The 22nd annual Winterfest of Lights kicked off Nov. 20 and runs nightly through Sunday, Jan. 4. Hours of operation are 5:30-9:30 p.m. Sunday through Thursday, and 5:30-10:30 p.m. on Friday and Saturday. The cost to ride the train is $5 for adults. Children 11 and younger ride for free.
For more information, call the Ocean City Recreation and Parks Department at 410-250-0125.
• Race for the Cure:
The third annual Susan G. Komen Ocean City Race for the Cure took place April 13, and included a “Parade of Pink” survivor recognition, 5K timed competitive run, 5K recreational run and walk plus a 1-mile fun walk.
Approximately 2,500 people registered to participate and there were about 500 spectators.
“We raised about $230,000 at the race, between individual donations and cash sponsorships,” said Kim Schmulowitz, communications and marketing director for Komen Maryland.
“Overall, our 2014 race did well and we hope to continue to grow our participant numbers, local business sponsorships, number of teams and overall fundraising,” Jill Brady, Komen Maryland race and development manager, said.
Since its inception in 2012, about $950,000 has been generated.
The 2015 event is scheduled for April 19. For more information, visit www.komenmd.org. The goal is set at $350,000.
The Susan G. Komen organization is the largest contributor to breast cancer research outside of the federal government. Since 1998, Komen Maryland has awarded more than $3.3 million to Eastern Shore based programs.

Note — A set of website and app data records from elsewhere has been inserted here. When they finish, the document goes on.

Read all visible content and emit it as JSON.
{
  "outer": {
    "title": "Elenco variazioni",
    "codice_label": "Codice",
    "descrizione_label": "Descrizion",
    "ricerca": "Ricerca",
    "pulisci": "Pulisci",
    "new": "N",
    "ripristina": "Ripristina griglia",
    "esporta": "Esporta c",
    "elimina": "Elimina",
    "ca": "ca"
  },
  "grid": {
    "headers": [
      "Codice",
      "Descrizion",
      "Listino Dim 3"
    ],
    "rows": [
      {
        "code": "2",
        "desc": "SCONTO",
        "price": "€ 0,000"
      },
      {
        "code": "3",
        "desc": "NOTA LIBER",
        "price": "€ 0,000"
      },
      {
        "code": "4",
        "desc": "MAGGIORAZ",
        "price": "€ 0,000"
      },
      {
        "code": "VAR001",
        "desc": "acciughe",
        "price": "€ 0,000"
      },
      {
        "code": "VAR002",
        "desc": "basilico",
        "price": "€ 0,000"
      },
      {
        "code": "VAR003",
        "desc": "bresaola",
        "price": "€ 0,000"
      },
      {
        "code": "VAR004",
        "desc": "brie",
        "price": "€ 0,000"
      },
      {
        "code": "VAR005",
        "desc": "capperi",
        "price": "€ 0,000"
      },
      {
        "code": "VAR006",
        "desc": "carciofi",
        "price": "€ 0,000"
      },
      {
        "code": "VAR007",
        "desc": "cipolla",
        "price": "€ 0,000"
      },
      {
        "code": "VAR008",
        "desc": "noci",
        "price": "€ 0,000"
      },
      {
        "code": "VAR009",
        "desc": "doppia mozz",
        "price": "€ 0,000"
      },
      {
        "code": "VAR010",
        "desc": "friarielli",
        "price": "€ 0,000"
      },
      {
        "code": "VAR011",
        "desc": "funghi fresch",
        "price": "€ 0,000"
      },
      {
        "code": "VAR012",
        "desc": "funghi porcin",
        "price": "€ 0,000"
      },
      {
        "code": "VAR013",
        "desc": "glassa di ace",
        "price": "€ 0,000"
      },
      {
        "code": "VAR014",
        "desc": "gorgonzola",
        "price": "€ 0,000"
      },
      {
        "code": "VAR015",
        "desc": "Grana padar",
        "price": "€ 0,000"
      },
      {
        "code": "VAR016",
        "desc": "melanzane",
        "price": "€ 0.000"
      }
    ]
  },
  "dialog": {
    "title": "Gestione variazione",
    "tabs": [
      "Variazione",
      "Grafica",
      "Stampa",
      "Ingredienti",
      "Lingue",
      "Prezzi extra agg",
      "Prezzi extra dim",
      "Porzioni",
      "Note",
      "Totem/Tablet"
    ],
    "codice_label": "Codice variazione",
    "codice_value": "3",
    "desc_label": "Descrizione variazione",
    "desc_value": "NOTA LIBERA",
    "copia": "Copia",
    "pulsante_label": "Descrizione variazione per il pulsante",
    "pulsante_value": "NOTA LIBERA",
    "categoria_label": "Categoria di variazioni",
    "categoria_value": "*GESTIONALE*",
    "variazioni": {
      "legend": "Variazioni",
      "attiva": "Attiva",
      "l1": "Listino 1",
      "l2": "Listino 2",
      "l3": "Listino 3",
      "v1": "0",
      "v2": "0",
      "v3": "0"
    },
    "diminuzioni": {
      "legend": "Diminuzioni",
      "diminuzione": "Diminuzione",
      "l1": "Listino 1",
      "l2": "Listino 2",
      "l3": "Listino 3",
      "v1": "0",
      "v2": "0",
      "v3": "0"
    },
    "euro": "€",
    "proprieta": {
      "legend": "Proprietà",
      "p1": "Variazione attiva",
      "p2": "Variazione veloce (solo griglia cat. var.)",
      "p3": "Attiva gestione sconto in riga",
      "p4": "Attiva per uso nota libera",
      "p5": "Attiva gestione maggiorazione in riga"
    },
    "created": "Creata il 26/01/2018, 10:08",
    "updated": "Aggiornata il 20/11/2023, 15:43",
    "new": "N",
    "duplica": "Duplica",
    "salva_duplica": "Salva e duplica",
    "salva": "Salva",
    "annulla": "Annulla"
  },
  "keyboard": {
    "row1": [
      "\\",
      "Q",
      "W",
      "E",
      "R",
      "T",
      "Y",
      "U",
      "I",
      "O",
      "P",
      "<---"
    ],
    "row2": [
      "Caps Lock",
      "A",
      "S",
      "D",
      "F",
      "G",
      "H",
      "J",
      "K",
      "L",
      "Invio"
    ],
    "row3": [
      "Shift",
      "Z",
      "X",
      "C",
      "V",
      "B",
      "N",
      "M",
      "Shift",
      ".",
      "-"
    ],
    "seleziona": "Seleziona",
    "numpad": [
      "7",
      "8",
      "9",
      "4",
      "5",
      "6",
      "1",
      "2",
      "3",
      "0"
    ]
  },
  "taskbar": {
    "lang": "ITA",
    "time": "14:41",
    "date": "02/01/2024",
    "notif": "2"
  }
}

The majority of revenue comes from the Komen Maryland Race for the Cure in Hunt Valley and Ocean City.
Seventy-five percent of the net proceeds remain in Maryland to fund collaborative and innovative breast cancer education, screening, treatment and support projects that reach women and families across Maryland. The remaining 25 percent of net funds raised supports national research programs, many of which take place at Maryland institutions.

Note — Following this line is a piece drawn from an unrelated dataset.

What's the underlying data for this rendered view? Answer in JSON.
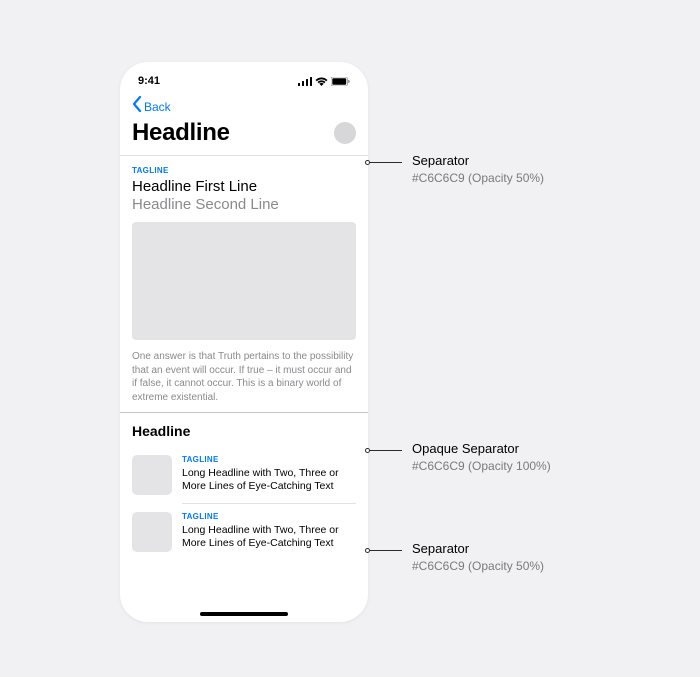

• Making Strides:
Approximately 800 walkers and 150 runners hit the Boardwalk Oct. 18 for Ocean City’s fourth annual Making Strides Against Breast Cancer 5K event.
The Making Strides 5K run and walk was one of several events planned through the Pink Ribbon Classic Series, an assortment of local events to raise breast cancer awareness while garnering money for the American Cancer Society.

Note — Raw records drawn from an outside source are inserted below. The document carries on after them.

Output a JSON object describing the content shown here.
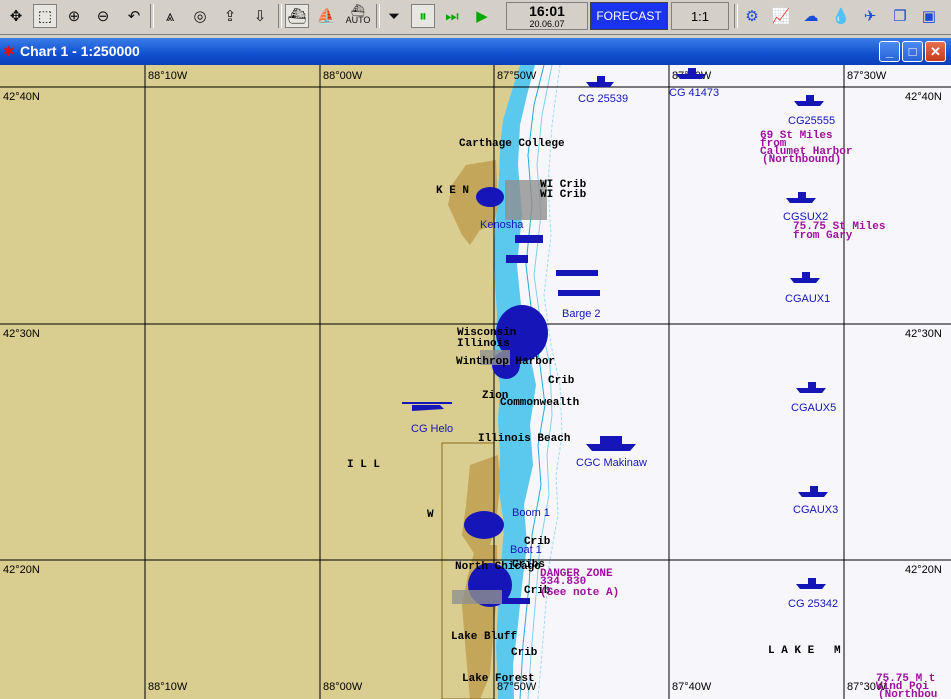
{
  "toolbar": {
    "clock_time": "16:01",
    "clock_date": "20.06.07",
    "forecast_label": "FORECAST",
    "scale_label": "1:1",
    "auto_label": "AUTO"
  },
  "window": {
    "title": "Chart 1 - 1:250000"
  },
  "map": {
    "lon_labels": [
      "88°10W",
      "88°00W",
      "87°50W",
      "87°40W",
      "87°30W"
    ],
    "lat_labels": [
      "42°40N",
      "42°30N",
      "42°20N"
    ],
    "vessels": [
      "CG 25539",
      "CG 41473",
      "CG25555",
      "CGSUX2",
      "CGAUX1",
      "CGAUX5",
      "CGAUX3",
      "CG 25342",
      "CGC Makinaw",
      "CG Helo",
      "Barge 2",
      "Boom 1",
      "Boat 1"
    ],
    "places": [
      "Carthage College",
      "K E N",
      "WI Crib",
      "WI Crib",
      "Kenosha",
      "Lake Forest",
      "Illinois Beach",
      "Zion",
      "Commonwealth",
      "Crib",
      "Crib",
      "Cribs",
      "Lake Bluff",
      "Winthrop Harbor",
      "Wisconsin",
      "Illinois",
      "I L L",
      "W",
      "North Chicago",
      "Crib",
      "Crib"
    ],
    "notes": {
      "calumet_1": "69 St Miles",
      "calumet_2": "from",
      "calumet_3": "Calumet Harbor",
      "calumet_4": "(Northbound)",
      "gary_1": "75.75 St Miles",
      "gary_2": "from Gary",
      "danger_1": "DANGER ZONE",
      "danger_2": "334.830",
      "danger_3": "(See note A)",
      "lake_label": "L A K E   M",
      "bottom_right_1": "75.75 M t",
      "bottom_right_2": "Wind Poi",
      "bottom_right_3": "(Northbou"
    }
  },
  "colors": {
    "land": "#d9cd8f",
    "land_dark": "#c4a65a",
    "water": "#f7f7fb",
    "shallow": "#5bc8ee",
    "vessel": "#1515b8",
    "magenta": "#a0109e",
    "grid": "#000000"
  }
}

This year’s Pink Ribbon Classic included a ladies-only fishing tournament, a card game/mahjong party/luncheon, tennis and golf tournaments, a party with live music at Seacrets, a scrap-booking event, the “Pamper Yourself For Charity” raffle and the annual Making Strides Against Breast Cancer 5K Walk and Run.
Most of the events took place in October, which is Breast Cancer Awareness Month.
Approximately $300,000 was raised through events this year.
“Everything went well,” Josette Castiglione, community manager for the American Cancer Society–Delmarva, said. “The success [of the Classic] is the dedicated volunteers that drive the events as well as the community support surrounding them.”
Since its inception, the series has raised about $1.5 million for breast cancer research and development.
While some money raised through the Pink Ribbon Classic goes toward national breast cancer research, the remainder stays on the Eastern Shore where it will be used for education projects, patient programs and services.
Some of the local programs include free wigs for patients, the Look Good Feel Better program, which teaches patients how to cope with the cosmetic side-effects of treatment; Reach to Recovery, a one-on-one support visitation program by trained breast cancer survivors for new patients; Road to Recovery, a transportation service for patients to and from cancer treatments; Hope Lodge, which provides lodging during treatment; the Patient Navigator Program, which helps patients navigate the health care system; Cancer Survivors Network; and a 24-hour cancer information center — all free services.